 pesch partner architekten stadtplaner GmbH (Ed.) (2017). Fellbach "Wohnen Süd": Dokumentation Bürger/innen Werkstätten. Retrieved December 14, 2017, from https://www.fellbach.de/site/Fellbach-Internet/get/params_E-1975045717/15168263/Broschuere_Fellbach.pdf
 Stadt Fellbach (2017b). Wohnen im Fellbacher Süden - "Wohnen Süd". Retrieved December 10, 2017, from https://www.fellbach.de/start/stadtentwicklung_+bauen+_+umwelt/wohnen+im+fellbacher+sueden.html
 Geissel, B. (2009). How to Improve the Quality of Democracy? Experiences with Participatory Innovations at the Local Level in Germany. German Politics & Society, 27(4 (93)), 51–71.
 Seibold, D. (2018, January 23). Interview with Employee of the public administration. Fellbach.
 Seibold, D. (2018, January 30). Interview with Mario Flammann. Stuttgart.
 Fung, A. (2006). Varieties of Participation in Complex Governance. Public Administration Review, 66(S1), 66–75.
 Seibold, D. (2018, January 22). Interview with Participant. Fellbach.
 Rowe, G., & Frewer, L. J. (2005). A Typology of Public Engagement Mechanisms. Science, Technology, & Human Values, 30(2), 251–290.

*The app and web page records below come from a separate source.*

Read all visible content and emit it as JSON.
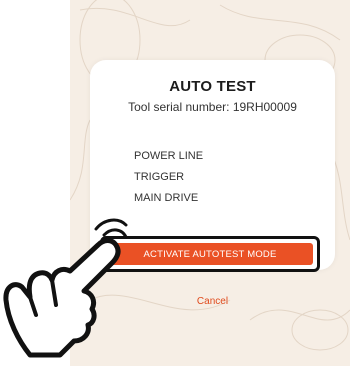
{
  "dialog": {
    "title": "AUTO TEST",
    "subtitle": "Tool serial number: 19RH00009",
    "tests": [
      "POWER LINE",
      "TRIGGER",
      "MAIN DRIVE"
    ],
    "activate_label": "ACTIVATE AUTOTEST MODE",
    "cancel_label": "Cancel"
  },
  "colors": {
    "accent": "#ea5125",
    "background": "#f6eee5",
    "text": "#1c1c1c"
  },
  "icons": {
    "hand": "pointing-hand-icon"
  }
}
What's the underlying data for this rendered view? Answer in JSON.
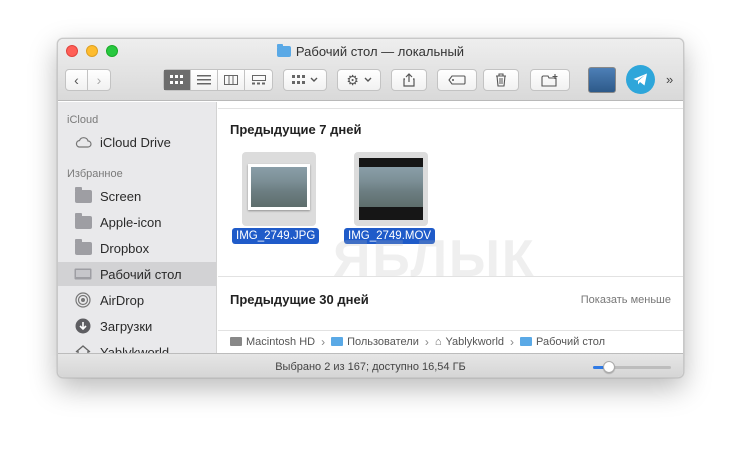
{
  "window": {
    "title": "Рабочий стол — локальный"
  },
  "toolbar": {
    "back_glyph": "‹",
    "forward_glyph": "›",
    "more_glyph": "»",
    "icons": [
      "icon-view-grid",
      "list-view-icon",
      "column-view-icon",
      "gallery-view-icon",
      "group-icon",
      "gear-icon",
      "share-icon",
      "tag-icon",
      "trash-icon",
      "new-folder-icon",
      "preview-app-icon",
      "telegram-icon"
    ]
  },
  "sidebar": {
    "icloud_header": "iCloud",
    "icloud_drive": "iCloud Drive",
    "favorites_header": "Избранное",
    "items": [
      {
        "label": "Screen"
      },
      {
        "label": "Apple-icon"
      },
      {
        "label": "Dropbox"
      },
      {
        "label": "Рабочий стол"
      },
      {
        "label": "AirDrop"
      },
      {
        "label": "Загрузки"
      },
      {
        "label": "Yablykworld"
      }
    ]
  },
  "content": {
    "section1_title": "Предыдущие 7 дней",
    "files": [
      {
        "name": "IMG_2749.JPG"
      },
      {
        "name": "IMG_2749.MOV"
      }
    ],
    "section2_title": "Предыдущие 30 дней",
    "show_less": "Показать меньше"
  },
  "pathbar": {
    "crumbs": [
      "Macintosh HD",
      "Пользователи",
      "Yablykworld",
      "Рабочий стол"
    ],
    "separator": "›"
  },
  "statusbar": {
    "text": "Выбрано 2 из 167; доступно 16,54 ГБ",
    "zoom_fraction": 0.2
  },
  "watermark": "ЯБЛЫК",
  "colors": {
    "selection": "#1f5bc9",
    "telegram": "#2ea6da",
    "slider": "#2f7ae5"
  }
}
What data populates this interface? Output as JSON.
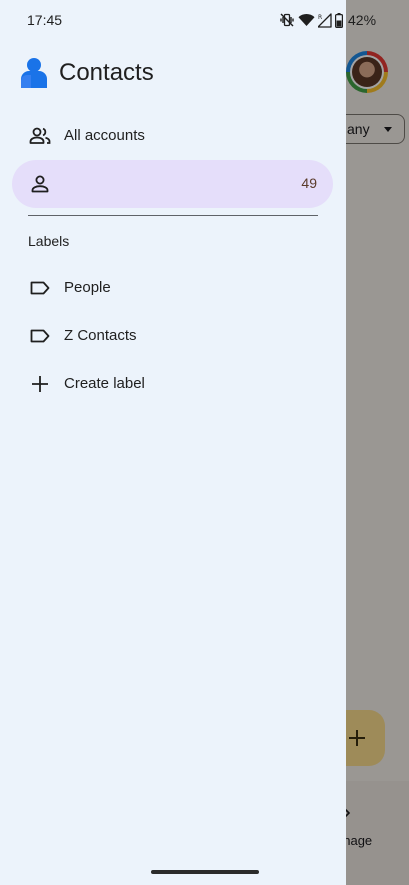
{
  "status_bar": {
    "time": "17:45",
    "battery": "42%",
    "icons": [
      "vibrate-off-icon",
      "wifi-icon",
      "signal-icon",
      "battery-icon"
    ]
  },
  "drawer": {
    "app_title": "Contacts",
    "items": [
      {
        "label": "All accounts",
        "icon": "people-icon"
      },
      {
        "label": "",
        "count": "49",
        "icon": "person-icon",
        "selected": true
      }
    ],
    "labels_heading": "Labels",
    "labels": [
      {
        "label": "People",
        "icon": "label-icon"
      },
      {
        "label": "Z Contacts",
        "icon": "label-icon"
      }
    ],
    "create_label": "Create label"
  },
  "background": {
    "filter_chip": "any",
    "manage_label": "anage"
  },
  "colors": {
    "drawer_bg": "#ecf3fb",
    "selected_bg": "#e5defa",
    "logo_blue": "#1a73e8",
    "fab_bg": "#f7d98c"
  }
}
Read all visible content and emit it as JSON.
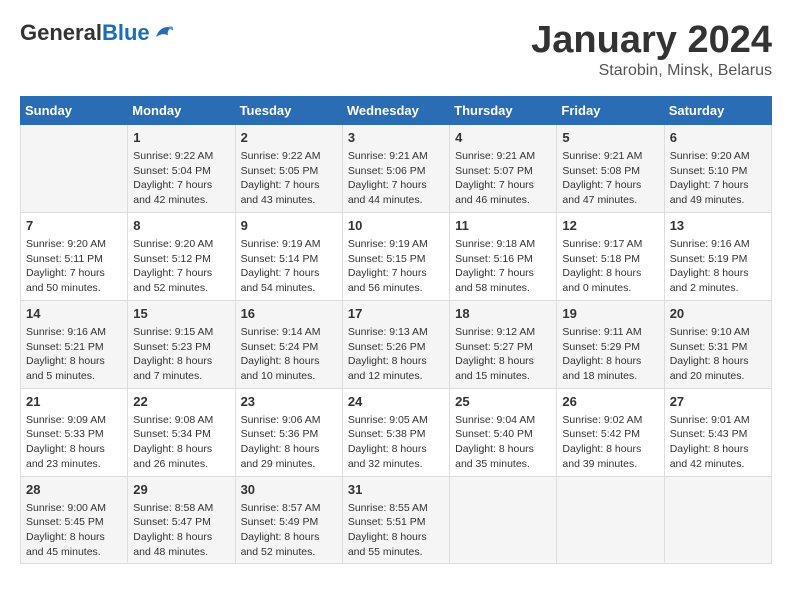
{
  "header": {
    "logo_general": "General",
    "logo_blue": "Blue",
    "month": "January 2024",
    "location": "Starobin, Minsk, Belarus"
  },
  "weekdays": [
    "Sunday",
    "Monday",
    "Tuesday",
    "Wednesday",
    "Thursday",
    "Friday",
    "Saturday"
  ],
  "weeks": [
    [
      {
        "day": "",
        "info": ""
      },
      {
        "day": "1",
        "info": "Sunrise: 9:22 AM\nSunset: 5:04 PM\nDaylight: 7 hours\nand 42 minutes."
      },
      {
        "day": "2",
        "info": "Sunrise: 9:22 AM\nSunset: 5:05 PM\nDaylight: 7 hours\nand 43 minutes."
      },
      {
        "day": "3",
        "info": "Sunrise: 9:21 AM\nSunset: 5:06 PM\nDaylight: 7 hours\nand 44 minutes."
      },
      {
        "day": "4",
        "info": "Sunrise: 9:21 AM\nSunset: 5:07 PM\nDaylight: 7 hours\nand 46 minutes."
      },
      {
        "day": "5",
        "info": "Sunrise: 9:21 AM\nSunset: 5:08 PM\nDaylight: 7 hours\nand 47 minutes."
      },
      {
        "day": "6",
        "info": "Sunrise: 9:20 AM\nSunset: 5:10 PM\nDaylight: 7 hours\nand 49 minutes."
      }
    ],
    [
      {
        "day": "7",
        "info": "Sunrise: 9:20 AM\nSunset: 5:11 PM\nDaylight: 7 hours\nand 50 minutes."
      },
      {
        "day": "8",
        "info": "Sunrise: 9:20 AM\nSunset: 5:12 PM\nDaylight: 7 hours\nand 52 minutes."
      },
      {
        "day": "9",
        "info": "Sunrise: 9:19 AM\nSunset: 5:14 PM\nDaylight: 7 hours\nand 54 minutes."
      },
      {
        "day": "10",
        "info": "Sunrise: 9:19 AM\nSunset: 5:15 PM\nDaylight: 7 hours\nand 56 minutes."
      },
      {
        "day": "11",
        "info": "Sunrise: 9:18 AM\nSunset: 5:16 PM\nDaylight: 7 hours\nand 58 minutes."
      },
      {
        "day": "12",
        "info": "Sunrise: 9:17 AM\nSunset: 5:18 PM\nDaylight: 8 hours\nand 0 minutes."
      },
      {
        "day": "13",
        "info": "Sunrise: 9:16 AM\nSunset: 5:19 PM\nDaylight: 8 hours\nand 2 minutes."
      }
    ],
    [
      {
        "day": "14",
        "info": "Sunrise: 9:16 AM\nSunset: 5:21 PM\nDaylight: 8 hours\nand 5 minutes."
      },
      {
        "day": "15",
        "info": "Sunrise: 9:15 AM\nSunset: 5:23 PM\nDaylight: 8 hours\nand 7 minutes."
      },
      {
        "day": "16",
        "info": "Sunrise: 9:14 AM\nSunset: 5:24 PM\nDaylight: 8 hours\nand 10 minutes."
      },
      {
        "day": "17",
        "info": "Sunrise: 9:13 AM\nSunset: 5:26 PM\nDaylight: 8 hours\nand 12 minutes."
      },
      {
        "day": "18",
        "info": "Sunrise: 9:12 AM\nSunset: 5:27 PM\nDaylight: 8 hours\nand 15 minutes."
      },
      {
        "day": "19",
        "info": "Sunrise: 9:11 AM\nSunset: 5:29 PM\nDaylight: 8 hours\nand 18 minutes."
      },
      {
        "day": "20",
        "info": "Sunrise: 9:10 AM\nSunset: 5:31 PM\nDaylight: 8 hours\nand 20 minutes."
      }
    ],
    [
      {
        "day": "21",
        "info": "Sunrise: 9:09 AM\nSunset: 5:33 PM\nDaylight: 8 hours\nand 23 minutes."
      },
      {
        "day": "22",
        "info": "Sunrise: 9:08 AM\nSunset: 5:34 PM\nDaylight: 8 hours\nand 26 minutes."
      },
      {
        "day": "23",
        "info": "Sunrise: 9:06 AM\nSunset: 5:36 PM\nDaylight: 8 hours\nand 29 minutes."
      },
      {
        "day": "24",
        "info": "Sunrise: 9:05 AM\nSunset: 5:38 PM\nDaylight: 8 hours\nand 32 minutes."
      },
      {
        "day": "25",
        "info": "Sunrise: 9:04 AM\nSunset: 5:40 PM\nDaylight: 8 hours\nand 35 minutes."
      },
      {
        "day": "26",
        "info": "Sunrise: 9:02 AM\nSunset: 5:42 PM\nDaylight: 8 hours\nand 39 minutes."
      },
      {
        "day": "27",
        "info": "Sunrise: 9:01 AM\nSunset: 5:43 PM\nDaylight: 8 hours\nand 42 minutes."
      }
    ],
    [
      {
        "day": "28",
        "info": "Sunrise: 9:00 AM\nSunset: 5:45 PM\nDaylight: 8 hours\nand 45 minutes."
      },
      {
        "day": "29",
        "info": "Sunrise: 8:58 AM\nSunset: 5:47 PM\nDaylight: 8 hours\nand 48 minutes."
      },
      {
        "day": "30",
        "info": "Sunrise: 8:57 AM\nSunset: 5:49 PM\nDaylight: 8 hours\nand 52 minutes."
      },
      {
        "day": "31",
        "info": "Sunrise: 8:55 AM\nSunset: 5:51 PM\nDaylight: 8 hours\nand 55 minutes."
      },
      {
        "day": "",
        "info": ""
      },
      {
        "day": "",
        "info": ""
      },
      {
        "day": "",
        "info": ""
      }
    ]
  ]
}
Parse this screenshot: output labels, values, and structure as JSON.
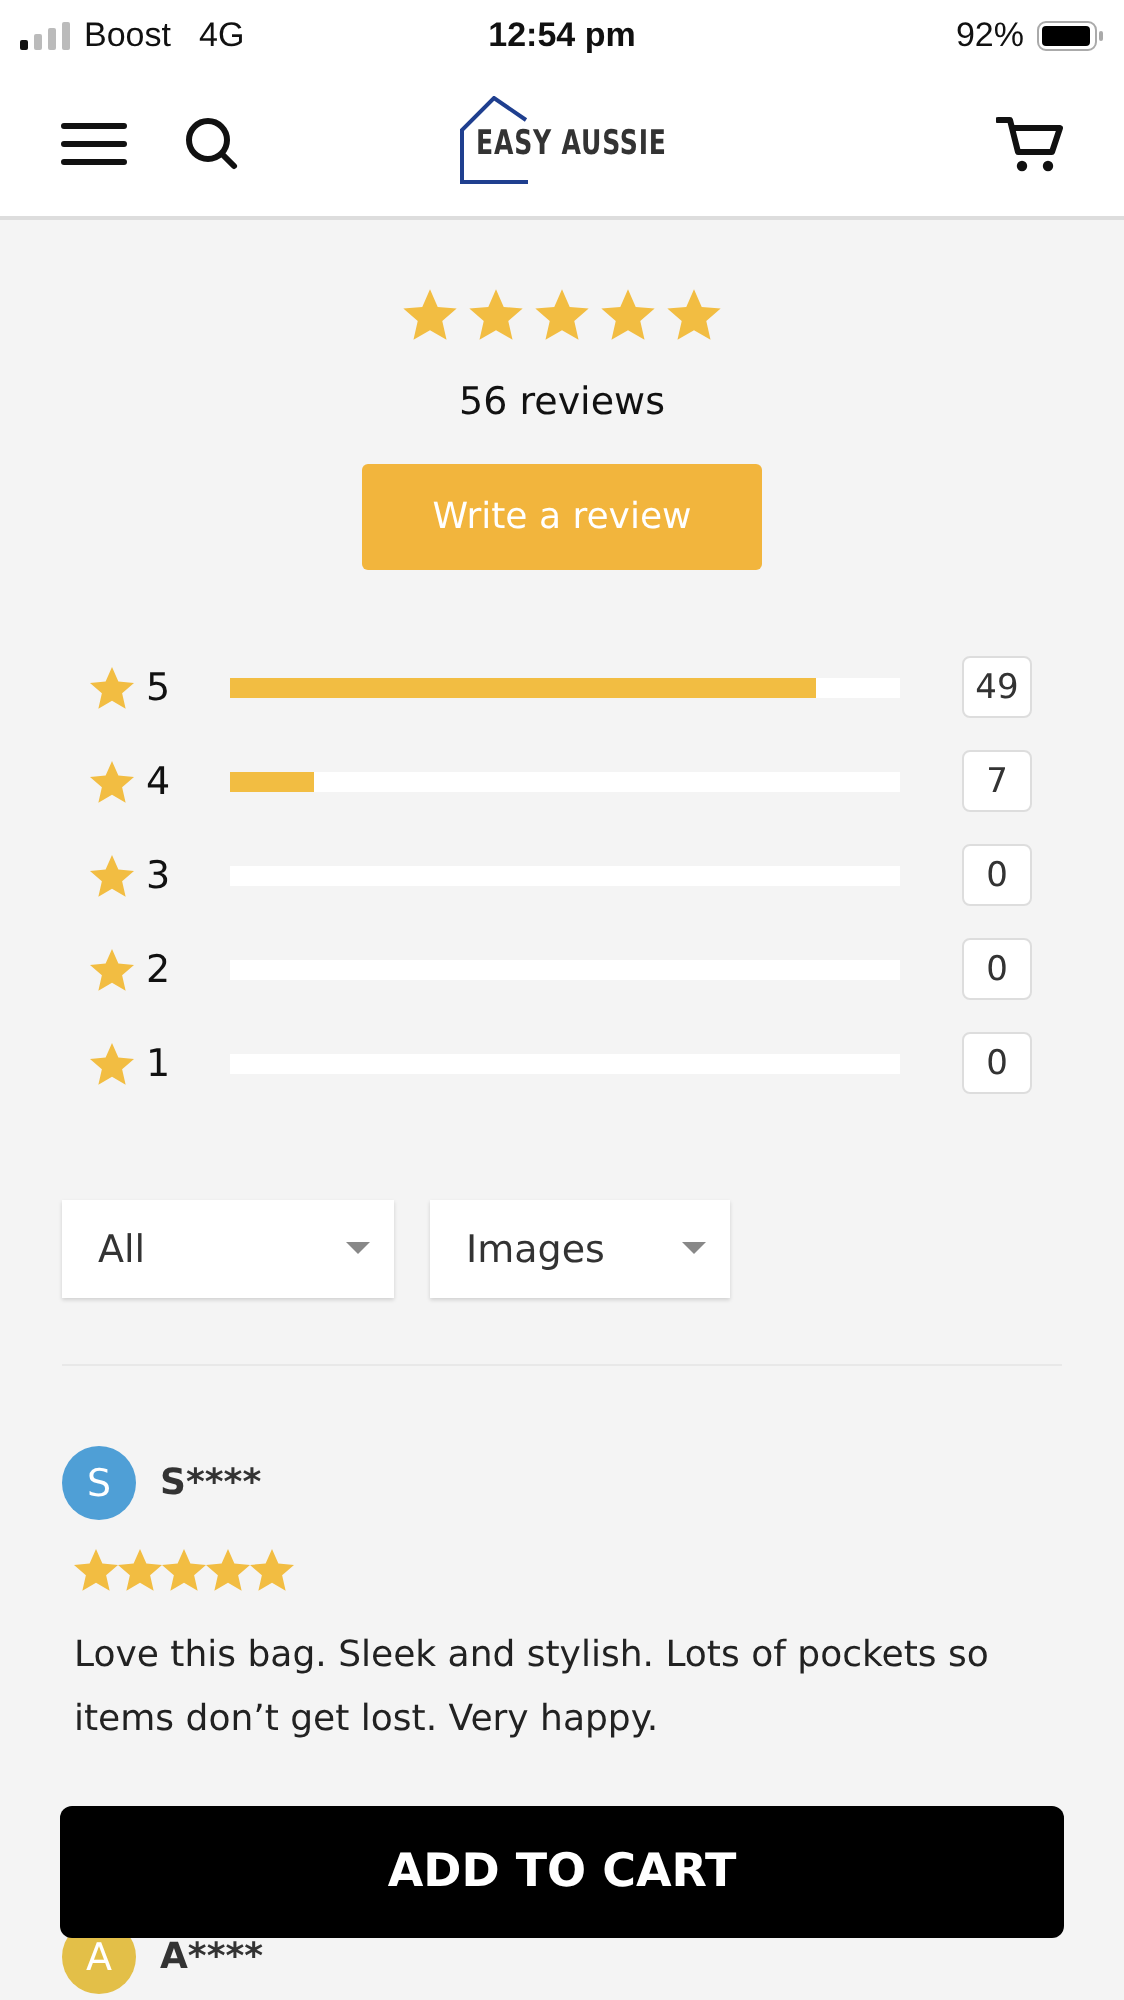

 Immerschitt, W. (2017). Kommunikationsmanagement von Bauprojekten: Meinungsbildung statt Stimmungsmache in Projektkultur und Public Relations. Wiesbaden: Springer Gabler.
 Stadt Fellbach (2017a). Anlage 2a) zur SV 110/2017 Fellbach "Wohnen Süd" Matrix- Abwägung und Handlungsempfehlungen. Retrieved March 25, 2018, from http://www.gemeinderat-online.fellbach.org/to0040.asp?__ksinr=707.
 Meuser, M., & Nagel, U. (1991). ExpertInneninterviews - vielfach erprobt, wenig bedacht : ein Beitrag zur qualitativen Methodendiskussion. In D. Garz & K. Kraimer (Eds.), Qualitativ-empirische Sozialforschung. Konzepte, Methoden, Analysen (pp. 441–471). Wiesbaden: VS Verlag für Sozialwissenschaften.
[*] In the assessment matrix you can see the will of the citizen from the participative process, the recommendation of the public administration, the suggestions of a previous urban development project and expert opinions compared plus a previously named “traffic light system”. This identifies whether the will of the citizen and the recommendation of the public administration matches or not and to what extent 
[**] These emphases could be seen in the documentation as they are marked with stars 
The main source for this case study were openly conducted expert interviews. An expert who was interviewed was one participant who took part in both meetings, as well as one member of the public administration and one employee of the office which accompanied the entire process and created the documentation. They all are experts for this case because experts are a relative status, which people can be, dependent on the research interest. My interest was to figure out the reasons and effects of this case and investigate whether all parties involved in the participative process either as participants or observers were satisfied with the process. They are all experts in this case because they have special knowledge about it. Further sources are the documentation of the project as well as the information provided from the city of Fellbach via their website.